  • 66. Example  mc(john) pc(john) bc(john) m(ann,john) f(eric,john) pc(ann) mc(ann) mc(eric) pc(eric) mc(X) | m(M,X), mc(M), pc(M). pc(X) | f(F,X), mc(F), pc(F). bt(X) | mc(X), pc(X). Original Bayesian logic program mc(X) | m(M,X). pc(X) | f(F,X). bt(X) | mc(X), pc(X). Refinement mc(X) | m(M,X). pc(X) | f(F,X). bt(X) | mc(X). Initial hypothesis
  • 67. Example  mc(john) pc(john) bc(john) m(ann,john) f(eric,john) pc(ann) mc(ann) mc(eric) pc(eric) mc(X) | m(M,X), mc(M), pc(M). pc(X) | f(F,X), mc(F), pc(F). bt(X) | mc(X), pc(X). Original Bayesian logic program mc(X) | m(M,X),mc(X). pc(X) | f(F,X). bt(X) | mc(X), pc(X). Refinement mc(X) | m(M,X). pc(X) | f(F,X). bt(X) | mc(X). Initial hypothesis mc(X) | m(M,X). pc(X) | f(F,X). bt(X) | mc(X), pc(X). Refinement
  • 68. Example  mc(john) pc(john) bc(john) m(ann,john) f(eric,john) pc(ann) mc(ann) mc(eric) pc(eric) mc(X) | m(M,X), mc(M), pc(M). pc(X) | f(F,X), mc(F), pc(F). bt(X) | mc(X), pc(X). Original Bayesian logic program mc(X) | m(M,X),pc(X). pc(X) | f(F,X). bt(X) | mc(X), pc(X). Refinement mc(X) | m(M,X). pc(X) | f(F,X). bt(X) | mc(X). Initial hypothesis mc(X) | m(M,X). pc(X) | f(F,X). bt(X) | mc(X), pc(X). Refinement

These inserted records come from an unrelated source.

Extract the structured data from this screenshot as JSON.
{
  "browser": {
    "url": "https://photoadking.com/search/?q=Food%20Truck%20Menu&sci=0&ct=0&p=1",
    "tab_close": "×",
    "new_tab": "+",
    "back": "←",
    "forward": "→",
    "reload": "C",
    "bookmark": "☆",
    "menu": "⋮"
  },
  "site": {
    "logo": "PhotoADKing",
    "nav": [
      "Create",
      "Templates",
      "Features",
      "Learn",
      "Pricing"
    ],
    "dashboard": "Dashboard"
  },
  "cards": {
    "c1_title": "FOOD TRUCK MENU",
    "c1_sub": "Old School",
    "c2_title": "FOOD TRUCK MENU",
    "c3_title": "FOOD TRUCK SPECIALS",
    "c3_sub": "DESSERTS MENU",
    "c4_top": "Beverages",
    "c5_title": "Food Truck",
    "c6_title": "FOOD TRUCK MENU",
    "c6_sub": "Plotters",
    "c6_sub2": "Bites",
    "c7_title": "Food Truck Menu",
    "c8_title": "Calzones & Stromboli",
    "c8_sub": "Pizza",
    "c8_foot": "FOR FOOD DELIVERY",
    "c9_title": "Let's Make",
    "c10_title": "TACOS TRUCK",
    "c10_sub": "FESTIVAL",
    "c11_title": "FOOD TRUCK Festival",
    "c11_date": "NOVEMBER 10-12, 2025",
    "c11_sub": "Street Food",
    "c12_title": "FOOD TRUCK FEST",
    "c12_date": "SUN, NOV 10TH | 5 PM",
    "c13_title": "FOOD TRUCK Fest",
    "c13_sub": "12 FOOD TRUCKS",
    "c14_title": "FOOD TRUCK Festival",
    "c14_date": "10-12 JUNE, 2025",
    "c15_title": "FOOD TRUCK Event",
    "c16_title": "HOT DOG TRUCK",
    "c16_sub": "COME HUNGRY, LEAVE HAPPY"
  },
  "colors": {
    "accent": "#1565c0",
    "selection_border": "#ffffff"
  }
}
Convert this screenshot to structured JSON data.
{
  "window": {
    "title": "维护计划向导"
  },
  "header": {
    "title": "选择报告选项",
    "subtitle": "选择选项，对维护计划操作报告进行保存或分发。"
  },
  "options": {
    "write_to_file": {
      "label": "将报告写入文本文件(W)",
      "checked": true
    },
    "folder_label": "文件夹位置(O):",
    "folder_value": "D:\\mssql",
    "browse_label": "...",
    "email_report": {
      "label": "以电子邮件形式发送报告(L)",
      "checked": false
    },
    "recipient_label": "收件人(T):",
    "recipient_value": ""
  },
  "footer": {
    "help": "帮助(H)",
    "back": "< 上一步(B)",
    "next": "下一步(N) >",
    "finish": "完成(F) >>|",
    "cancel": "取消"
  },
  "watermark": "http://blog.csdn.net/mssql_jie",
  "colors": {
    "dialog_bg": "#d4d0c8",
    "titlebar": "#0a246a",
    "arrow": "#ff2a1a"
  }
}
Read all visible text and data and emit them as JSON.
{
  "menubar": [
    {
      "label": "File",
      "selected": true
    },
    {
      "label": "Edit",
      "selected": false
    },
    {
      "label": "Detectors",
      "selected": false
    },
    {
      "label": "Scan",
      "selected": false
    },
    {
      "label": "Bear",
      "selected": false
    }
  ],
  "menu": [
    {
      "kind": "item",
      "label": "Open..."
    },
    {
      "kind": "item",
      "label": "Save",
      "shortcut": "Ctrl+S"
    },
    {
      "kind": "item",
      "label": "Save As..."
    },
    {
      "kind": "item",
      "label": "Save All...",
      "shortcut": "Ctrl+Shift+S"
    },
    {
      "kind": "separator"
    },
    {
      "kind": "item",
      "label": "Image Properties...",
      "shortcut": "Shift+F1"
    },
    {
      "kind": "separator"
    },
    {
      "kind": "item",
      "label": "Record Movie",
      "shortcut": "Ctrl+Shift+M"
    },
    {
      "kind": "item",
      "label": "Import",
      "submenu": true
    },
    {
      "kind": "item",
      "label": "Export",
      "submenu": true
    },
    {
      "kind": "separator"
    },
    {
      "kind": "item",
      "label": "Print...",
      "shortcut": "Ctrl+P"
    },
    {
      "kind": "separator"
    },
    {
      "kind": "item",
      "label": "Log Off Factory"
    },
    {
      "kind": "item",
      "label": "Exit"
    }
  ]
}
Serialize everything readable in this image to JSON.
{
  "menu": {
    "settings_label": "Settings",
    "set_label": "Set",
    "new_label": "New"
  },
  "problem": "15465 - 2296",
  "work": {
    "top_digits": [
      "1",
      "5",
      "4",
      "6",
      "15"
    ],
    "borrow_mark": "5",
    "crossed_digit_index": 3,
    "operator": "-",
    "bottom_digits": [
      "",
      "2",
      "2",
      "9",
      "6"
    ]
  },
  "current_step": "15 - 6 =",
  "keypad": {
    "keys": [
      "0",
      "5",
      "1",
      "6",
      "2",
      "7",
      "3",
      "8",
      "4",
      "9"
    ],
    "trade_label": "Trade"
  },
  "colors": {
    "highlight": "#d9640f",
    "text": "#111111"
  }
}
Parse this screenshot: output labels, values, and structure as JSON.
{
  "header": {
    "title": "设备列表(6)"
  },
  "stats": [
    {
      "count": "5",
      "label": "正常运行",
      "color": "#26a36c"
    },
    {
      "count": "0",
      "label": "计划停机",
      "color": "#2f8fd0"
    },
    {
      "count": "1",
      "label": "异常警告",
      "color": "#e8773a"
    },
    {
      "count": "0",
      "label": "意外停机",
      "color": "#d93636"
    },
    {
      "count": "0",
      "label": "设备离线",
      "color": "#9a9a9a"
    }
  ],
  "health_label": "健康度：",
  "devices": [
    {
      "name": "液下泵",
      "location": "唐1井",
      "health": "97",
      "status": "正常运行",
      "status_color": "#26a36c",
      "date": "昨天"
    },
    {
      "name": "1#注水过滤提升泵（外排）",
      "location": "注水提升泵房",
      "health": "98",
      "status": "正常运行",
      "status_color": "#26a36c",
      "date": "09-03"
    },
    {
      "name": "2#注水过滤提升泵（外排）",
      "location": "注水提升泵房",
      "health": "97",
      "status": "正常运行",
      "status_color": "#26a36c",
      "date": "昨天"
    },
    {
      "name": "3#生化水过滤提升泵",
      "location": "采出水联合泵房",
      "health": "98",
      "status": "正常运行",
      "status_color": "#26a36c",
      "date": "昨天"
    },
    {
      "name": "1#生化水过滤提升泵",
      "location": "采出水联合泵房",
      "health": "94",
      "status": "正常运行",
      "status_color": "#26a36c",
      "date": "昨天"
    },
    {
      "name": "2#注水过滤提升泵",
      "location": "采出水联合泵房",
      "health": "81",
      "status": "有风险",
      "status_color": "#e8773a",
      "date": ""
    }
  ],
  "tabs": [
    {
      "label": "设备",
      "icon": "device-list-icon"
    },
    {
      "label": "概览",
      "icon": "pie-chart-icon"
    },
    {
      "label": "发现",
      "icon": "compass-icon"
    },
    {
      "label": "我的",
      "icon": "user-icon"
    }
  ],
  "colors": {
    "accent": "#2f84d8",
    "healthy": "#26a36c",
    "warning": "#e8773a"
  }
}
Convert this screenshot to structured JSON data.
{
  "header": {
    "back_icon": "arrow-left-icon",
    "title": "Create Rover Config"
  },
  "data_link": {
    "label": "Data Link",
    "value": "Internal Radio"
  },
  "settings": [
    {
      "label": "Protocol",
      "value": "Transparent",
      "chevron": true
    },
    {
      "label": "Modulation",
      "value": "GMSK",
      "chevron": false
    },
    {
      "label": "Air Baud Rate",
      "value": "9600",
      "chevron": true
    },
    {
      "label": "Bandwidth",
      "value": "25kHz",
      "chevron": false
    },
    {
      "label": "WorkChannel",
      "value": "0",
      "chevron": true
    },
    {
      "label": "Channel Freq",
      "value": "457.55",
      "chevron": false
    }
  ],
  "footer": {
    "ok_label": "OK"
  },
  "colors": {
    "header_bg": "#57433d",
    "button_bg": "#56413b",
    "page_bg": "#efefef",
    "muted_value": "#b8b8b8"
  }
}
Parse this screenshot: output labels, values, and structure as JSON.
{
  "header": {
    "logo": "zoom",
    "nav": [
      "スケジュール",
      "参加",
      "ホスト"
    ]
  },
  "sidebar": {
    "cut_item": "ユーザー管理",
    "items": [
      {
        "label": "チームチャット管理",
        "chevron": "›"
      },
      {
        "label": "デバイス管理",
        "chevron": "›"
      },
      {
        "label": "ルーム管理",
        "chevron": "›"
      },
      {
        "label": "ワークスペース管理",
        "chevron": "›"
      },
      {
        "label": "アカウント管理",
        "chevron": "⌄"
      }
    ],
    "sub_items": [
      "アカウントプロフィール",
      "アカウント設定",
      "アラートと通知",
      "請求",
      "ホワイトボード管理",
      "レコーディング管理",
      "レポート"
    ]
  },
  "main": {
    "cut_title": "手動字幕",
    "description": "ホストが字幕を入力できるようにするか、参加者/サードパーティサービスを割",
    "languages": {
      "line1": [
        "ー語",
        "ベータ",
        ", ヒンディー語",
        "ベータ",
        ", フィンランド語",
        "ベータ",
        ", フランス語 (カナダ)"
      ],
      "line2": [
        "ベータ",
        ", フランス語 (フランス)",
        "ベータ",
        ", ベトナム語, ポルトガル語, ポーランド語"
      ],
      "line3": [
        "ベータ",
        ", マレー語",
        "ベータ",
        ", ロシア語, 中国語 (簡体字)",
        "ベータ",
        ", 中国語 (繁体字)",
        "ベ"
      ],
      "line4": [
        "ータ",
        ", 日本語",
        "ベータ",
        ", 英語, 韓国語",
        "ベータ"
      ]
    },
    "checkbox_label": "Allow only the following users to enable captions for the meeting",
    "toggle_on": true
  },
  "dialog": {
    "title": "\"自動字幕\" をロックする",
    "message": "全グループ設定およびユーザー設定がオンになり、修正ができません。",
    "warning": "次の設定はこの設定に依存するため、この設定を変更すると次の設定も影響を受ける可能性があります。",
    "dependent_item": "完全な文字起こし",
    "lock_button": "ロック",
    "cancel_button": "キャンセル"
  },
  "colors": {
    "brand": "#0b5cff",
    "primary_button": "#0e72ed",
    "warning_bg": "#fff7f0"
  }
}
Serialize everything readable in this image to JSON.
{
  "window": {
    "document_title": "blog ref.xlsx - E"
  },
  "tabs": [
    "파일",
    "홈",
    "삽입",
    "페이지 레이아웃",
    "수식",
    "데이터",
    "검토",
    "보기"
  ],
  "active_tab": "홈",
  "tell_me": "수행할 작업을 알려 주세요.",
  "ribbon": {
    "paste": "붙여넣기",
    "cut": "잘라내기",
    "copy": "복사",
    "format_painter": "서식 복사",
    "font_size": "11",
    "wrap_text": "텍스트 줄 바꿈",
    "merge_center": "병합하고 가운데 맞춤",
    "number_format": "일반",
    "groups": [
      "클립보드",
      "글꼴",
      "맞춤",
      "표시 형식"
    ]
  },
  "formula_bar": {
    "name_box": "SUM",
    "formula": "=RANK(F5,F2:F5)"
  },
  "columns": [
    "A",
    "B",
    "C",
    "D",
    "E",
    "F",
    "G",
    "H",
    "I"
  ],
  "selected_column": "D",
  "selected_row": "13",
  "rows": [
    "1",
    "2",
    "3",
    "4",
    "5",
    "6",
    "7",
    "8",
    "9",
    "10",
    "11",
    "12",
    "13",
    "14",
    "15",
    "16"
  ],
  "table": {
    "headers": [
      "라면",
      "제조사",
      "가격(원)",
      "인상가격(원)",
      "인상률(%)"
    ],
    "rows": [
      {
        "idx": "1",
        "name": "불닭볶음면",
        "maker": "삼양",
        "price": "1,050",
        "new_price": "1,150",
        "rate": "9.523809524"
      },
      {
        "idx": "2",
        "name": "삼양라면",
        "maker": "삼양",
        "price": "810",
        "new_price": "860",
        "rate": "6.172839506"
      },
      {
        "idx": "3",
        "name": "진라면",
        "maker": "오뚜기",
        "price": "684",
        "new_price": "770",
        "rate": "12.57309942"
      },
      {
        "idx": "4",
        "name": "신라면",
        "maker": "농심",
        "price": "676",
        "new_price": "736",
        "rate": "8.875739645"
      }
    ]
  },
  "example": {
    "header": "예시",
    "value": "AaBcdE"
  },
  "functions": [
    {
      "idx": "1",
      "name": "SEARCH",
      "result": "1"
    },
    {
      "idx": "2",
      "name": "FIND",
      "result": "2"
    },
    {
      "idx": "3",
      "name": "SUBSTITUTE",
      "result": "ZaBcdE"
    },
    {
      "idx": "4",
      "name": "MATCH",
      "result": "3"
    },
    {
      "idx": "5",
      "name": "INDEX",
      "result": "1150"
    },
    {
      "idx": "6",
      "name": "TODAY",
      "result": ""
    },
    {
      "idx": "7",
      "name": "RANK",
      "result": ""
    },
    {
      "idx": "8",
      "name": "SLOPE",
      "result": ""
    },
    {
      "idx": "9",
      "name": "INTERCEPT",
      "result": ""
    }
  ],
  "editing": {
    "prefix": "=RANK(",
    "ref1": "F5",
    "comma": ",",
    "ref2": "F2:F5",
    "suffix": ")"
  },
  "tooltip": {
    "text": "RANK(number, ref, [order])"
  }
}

  • 69. Example  mc(john) pc(john) bc(john) m(ann,john) f(eric,john) pc(ann) mc(ann) mc(eric) pc(eric) ... mc(X) | m(M,X), mc(M), pc(M). pc(X) | f(F,X), mc(F), pc(F). bt(X) | mc(X), pc(X). Original Bayesian logic program mc(X) | m(M,X),pc(X). pc(X) | f(F,X). bt(X) | mc(X), pc(X). Refinement mc(X) | m(M,X). pc(X) | f(F,X). bt(X) | mc(X). Initial hypothesis mc(X) | m(M,X). pc(X) | f(F,X). bt(X) | mc(X), pc(X). Refinement
  • 70. Properties
    • All relevant random variables are known
    • First order equivalent of Bayesian network setting
    • Hypothesis postulates true regularities in the data
    • Logical solutions as inital hypotheses
    • Highlights Background Knowledge
  • 71. Example Experiments  mc(X) | m(M,X), mc(M), pc(M). pc(X) | f(F,X), mc(F), pc(F). bt(X) | mc(X), pc(X). Data: sampling from 2 families, each 1000 samples Score: LogLikelihood Goal: learn the definition of bt CLAUDIEN mc(X) | m(M,X). pc(X) | f(F,X). Bloodtype mc(X) | m(M,X), mc(M), pc(M). pc(X) | f(F,X), mc(F), pc(F). bt(X) | mc(X), pc(X). highest score
  • 72. Conclusion
    • EM-based and Gradient-based method to do ML parameter estimation
    • Link between ILP and learning Bayesian networks
    • CLAUDIEN setting used to define and to traverse the search space
    • Bayesian network scores used to evaluate hypotheses
  • 73.  Thanks !